--- Dataset entries Enclosed Below ---

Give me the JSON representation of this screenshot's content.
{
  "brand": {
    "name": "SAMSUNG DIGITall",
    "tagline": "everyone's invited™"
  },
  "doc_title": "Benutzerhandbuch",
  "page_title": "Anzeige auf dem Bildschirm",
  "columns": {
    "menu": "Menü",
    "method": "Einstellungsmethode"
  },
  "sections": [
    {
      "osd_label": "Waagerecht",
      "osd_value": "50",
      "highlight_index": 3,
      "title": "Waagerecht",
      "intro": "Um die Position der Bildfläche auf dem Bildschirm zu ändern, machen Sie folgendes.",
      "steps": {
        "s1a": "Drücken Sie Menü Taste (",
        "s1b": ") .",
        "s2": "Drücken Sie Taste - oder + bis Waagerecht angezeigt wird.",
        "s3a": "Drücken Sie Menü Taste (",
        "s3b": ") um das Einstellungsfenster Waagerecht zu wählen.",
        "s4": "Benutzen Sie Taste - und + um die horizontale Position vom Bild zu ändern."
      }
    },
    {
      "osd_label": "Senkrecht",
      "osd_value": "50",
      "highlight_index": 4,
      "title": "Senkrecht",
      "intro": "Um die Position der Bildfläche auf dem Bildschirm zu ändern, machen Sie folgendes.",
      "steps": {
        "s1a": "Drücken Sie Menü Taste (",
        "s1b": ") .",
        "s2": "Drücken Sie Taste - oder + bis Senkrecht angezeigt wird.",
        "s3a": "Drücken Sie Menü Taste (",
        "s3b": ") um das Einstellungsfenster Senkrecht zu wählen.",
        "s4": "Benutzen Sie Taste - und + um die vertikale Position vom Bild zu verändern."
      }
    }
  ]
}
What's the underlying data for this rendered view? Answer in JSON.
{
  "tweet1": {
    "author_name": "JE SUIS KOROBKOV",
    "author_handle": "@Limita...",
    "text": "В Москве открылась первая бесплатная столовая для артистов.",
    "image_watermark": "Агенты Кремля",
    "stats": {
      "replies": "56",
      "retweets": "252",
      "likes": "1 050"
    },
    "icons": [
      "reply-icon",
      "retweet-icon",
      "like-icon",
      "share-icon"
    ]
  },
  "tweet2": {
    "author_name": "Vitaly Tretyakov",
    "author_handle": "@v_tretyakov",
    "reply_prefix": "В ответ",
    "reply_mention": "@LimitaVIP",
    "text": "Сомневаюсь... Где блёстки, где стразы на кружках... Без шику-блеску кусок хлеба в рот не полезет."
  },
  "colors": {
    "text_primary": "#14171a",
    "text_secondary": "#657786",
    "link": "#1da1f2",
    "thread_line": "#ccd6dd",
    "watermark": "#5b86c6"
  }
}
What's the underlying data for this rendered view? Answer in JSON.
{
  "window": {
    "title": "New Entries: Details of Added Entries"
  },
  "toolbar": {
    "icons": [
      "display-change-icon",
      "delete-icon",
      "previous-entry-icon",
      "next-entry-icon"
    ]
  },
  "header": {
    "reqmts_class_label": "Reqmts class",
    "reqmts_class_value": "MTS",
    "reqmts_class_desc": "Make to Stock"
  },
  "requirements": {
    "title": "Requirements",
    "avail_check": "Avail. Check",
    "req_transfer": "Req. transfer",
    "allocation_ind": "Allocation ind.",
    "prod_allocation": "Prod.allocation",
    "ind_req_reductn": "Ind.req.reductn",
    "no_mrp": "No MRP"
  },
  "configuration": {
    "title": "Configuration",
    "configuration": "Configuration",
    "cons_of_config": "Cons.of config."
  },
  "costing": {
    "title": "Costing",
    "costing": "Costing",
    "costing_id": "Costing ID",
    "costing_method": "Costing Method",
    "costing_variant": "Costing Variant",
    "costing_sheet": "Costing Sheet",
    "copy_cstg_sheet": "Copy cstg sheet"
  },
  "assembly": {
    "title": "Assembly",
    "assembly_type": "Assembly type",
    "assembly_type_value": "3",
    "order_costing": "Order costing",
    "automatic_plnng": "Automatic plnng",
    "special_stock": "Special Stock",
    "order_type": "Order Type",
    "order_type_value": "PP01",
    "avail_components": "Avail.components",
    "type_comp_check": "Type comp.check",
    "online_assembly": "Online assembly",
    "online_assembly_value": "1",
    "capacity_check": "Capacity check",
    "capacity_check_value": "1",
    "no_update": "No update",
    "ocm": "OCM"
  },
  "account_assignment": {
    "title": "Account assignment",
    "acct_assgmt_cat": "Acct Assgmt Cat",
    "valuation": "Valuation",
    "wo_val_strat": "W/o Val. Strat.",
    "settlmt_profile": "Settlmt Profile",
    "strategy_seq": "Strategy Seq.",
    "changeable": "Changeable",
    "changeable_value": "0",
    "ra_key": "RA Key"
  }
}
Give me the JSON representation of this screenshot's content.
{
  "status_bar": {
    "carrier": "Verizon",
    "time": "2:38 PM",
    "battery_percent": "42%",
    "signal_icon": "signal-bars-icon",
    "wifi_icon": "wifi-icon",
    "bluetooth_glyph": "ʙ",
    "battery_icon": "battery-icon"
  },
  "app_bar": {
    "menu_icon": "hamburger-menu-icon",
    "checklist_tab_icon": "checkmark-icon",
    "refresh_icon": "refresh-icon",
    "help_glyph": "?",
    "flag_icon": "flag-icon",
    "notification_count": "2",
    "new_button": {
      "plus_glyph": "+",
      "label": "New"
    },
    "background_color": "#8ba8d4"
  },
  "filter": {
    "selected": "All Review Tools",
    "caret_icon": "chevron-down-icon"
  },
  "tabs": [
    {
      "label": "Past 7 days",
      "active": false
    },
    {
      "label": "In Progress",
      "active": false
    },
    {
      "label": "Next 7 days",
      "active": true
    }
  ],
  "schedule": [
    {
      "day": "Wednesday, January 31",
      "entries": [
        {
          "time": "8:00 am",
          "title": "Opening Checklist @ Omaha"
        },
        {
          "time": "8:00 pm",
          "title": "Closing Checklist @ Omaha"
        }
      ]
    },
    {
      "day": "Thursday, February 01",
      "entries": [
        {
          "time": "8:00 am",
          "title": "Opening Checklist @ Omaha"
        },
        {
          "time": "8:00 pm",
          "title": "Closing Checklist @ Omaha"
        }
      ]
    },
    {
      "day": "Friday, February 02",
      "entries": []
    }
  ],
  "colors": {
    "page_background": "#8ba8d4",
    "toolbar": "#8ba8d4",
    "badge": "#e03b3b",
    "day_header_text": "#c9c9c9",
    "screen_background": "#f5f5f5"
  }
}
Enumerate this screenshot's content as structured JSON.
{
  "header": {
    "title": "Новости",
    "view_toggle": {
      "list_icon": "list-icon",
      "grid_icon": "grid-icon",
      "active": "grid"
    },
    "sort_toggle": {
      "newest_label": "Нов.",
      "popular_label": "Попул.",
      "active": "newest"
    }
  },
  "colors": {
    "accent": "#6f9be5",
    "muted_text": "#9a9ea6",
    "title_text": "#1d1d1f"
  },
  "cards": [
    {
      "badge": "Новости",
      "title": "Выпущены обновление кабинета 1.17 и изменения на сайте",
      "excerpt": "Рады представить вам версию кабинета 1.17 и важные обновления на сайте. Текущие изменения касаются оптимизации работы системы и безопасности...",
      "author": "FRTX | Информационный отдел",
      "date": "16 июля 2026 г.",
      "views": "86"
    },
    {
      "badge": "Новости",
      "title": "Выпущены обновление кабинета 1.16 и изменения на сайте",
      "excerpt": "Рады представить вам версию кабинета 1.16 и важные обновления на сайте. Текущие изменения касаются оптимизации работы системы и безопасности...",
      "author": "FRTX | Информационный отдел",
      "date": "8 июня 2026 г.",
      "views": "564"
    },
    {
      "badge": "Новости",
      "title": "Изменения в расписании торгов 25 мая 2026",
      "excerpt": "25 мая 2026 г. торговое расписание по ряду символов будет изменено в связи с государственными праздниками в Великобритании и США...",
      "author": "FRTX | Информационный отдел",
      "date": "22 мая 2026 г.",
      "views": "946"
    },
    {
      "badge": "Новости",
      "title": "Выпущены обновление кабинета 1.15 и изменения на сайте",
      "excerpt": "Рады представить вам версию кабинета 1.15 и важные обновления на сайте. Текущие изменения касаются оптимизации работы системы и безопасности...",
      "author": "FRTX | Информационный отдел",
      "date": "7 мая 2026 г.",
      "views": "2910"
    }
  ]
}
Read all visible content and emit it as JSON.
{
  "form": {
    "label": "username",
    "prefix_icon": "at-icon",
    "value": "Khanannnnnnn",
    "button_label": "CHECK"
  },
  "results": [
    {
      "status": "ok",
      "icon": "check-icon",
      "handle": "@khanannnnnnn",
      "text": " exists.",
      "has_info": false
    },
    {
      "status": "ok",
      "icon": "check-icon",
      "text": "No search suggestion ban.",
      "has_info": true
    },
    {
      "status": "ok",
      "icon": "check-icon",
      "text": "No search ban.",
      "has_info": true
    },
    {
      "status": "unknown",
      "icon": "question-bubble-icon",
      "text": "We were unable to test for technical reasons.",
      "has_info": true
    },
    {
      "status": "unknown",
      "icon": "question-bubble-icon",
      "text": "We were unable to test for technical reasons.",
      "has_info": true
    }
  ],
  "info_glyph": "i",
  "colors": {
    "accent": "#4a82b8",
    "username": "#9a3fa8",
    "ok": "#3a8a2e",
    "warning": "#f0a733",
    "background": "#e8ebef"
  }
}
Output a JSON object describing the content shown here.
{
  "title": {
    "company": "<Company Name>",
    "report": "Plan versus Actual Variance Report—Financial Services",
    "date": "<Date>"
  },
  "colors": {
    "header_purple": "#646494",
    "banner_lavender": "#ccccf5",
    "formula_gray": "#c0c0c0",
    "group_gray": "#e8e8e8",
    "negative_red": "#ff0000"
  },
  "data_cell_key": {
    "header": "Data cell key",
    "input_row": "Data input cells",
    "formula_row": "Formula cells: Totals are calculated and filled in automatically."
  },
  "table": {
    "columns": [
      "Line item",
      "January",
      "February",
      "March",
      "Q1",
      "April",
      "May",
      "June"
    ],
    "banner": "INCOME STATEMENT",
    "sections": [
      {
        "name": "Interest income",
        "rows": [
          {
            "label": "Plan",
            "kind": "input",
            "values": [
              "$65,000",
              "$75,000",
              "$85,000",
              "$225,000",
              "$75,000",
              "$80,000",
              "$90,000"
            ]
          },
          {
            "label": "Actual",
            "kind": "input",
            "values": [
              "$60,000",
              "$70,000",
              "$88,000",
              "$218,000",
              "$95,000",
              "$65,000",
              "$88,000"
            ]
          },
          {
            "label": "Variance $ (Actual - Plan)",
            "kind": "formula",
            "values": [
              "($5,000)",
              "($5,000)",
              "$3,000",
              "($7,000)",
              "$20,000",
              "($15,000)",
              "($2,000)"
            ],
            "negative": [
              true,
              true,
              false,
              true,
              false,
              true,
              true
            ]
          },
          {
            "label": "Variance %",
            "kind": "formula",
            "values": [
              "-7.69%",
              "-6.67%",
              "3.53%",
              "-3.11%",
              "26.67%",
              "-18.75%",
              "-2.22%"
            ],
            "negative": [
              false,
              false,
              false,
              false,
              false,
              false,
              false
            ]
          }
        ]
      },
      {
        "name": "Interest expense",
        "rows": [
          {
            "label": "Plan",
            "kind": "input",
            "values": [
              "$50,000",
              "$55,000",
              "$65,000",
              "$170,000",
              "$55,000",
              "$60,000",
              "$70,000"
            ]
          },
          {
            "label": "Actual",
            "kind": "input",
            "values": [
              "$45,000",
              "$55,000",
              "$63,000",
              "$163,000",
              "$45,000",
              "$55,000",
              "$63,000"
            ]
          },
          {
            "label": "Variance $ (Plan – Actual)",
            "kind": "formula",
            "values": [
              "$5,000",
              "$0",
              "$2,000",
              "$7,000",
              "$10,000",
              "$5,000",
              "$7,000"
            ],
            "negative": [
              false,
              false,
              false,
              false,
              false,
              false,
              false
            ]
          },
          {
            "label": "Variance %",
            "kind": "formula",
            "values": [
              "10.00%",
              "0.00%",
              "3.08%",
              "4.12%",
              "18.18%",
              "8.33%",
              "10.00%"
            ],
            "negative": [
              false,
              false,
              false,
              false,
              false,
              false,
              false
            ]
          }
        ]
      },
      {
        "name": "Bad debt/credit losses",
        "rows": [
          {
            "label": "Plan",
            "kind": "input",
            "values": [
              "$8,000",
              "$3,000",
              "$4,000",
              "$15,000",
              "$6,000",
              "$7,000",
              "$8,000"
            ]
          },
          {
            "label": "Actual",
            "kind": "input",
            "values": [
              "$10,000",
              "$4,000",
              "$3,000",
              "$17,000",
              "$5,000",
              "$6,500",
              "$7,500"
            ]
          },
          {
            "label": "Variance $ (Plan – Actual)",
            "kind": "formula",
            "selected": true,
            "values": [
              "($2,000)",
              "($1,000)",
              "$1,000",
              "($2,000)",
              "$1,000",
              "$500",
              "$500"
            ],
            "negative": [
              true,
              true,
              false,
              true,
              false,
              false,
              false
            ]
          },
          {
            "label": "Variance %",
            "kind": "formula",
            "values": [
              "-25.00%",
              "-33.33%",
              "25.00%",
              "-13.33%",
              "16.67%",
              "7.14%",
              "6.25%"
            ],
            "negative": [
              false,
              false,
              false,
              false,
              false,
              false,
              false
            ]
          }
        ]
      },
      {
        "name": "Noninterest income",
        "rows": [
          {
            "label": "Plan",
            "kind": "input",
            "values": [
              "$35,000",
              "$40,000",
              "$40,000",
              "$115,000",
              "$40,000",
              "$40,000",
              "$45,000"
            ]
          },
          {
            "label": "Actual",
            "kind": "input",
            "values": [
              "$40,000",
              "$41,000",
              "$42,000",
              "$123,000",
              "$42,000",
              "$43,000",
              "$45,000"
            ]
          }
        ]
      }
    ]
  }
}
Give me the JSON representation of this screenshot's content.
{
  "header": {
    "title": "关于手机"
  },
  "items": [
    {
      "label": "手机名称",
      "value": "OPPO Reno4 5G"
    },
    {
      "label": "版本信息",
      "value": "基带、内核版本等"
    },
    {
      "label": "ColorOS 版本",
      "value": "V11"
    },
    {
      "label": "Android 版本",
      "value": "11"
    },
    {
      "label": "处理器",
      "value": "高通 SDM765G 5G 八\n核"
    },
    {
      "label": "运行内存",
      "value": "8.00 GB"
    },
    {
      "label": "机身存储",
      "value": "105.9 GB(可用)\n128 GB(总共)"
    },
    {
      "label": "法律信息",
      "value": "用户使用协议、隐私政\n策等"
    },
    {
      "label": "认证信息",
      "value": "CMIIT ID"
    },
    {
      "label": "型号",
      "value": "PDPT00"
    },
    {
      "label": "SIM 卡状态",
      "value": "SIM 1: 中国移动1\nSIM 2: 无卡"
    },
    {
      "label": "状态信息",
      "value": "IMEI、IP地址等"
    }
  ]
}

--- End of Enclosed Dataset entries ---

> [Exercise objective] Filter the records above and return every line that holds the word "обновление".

> [Exercise answer]
      "title": "Выпущены обновление кабинета 1.17 и изменения на сайте",
      "title": "Выпущены обновление кабинета 1.16 и изменения на сайте",
      "title": "Выпущены обновление кабинета 1.15 и изменения на сайте",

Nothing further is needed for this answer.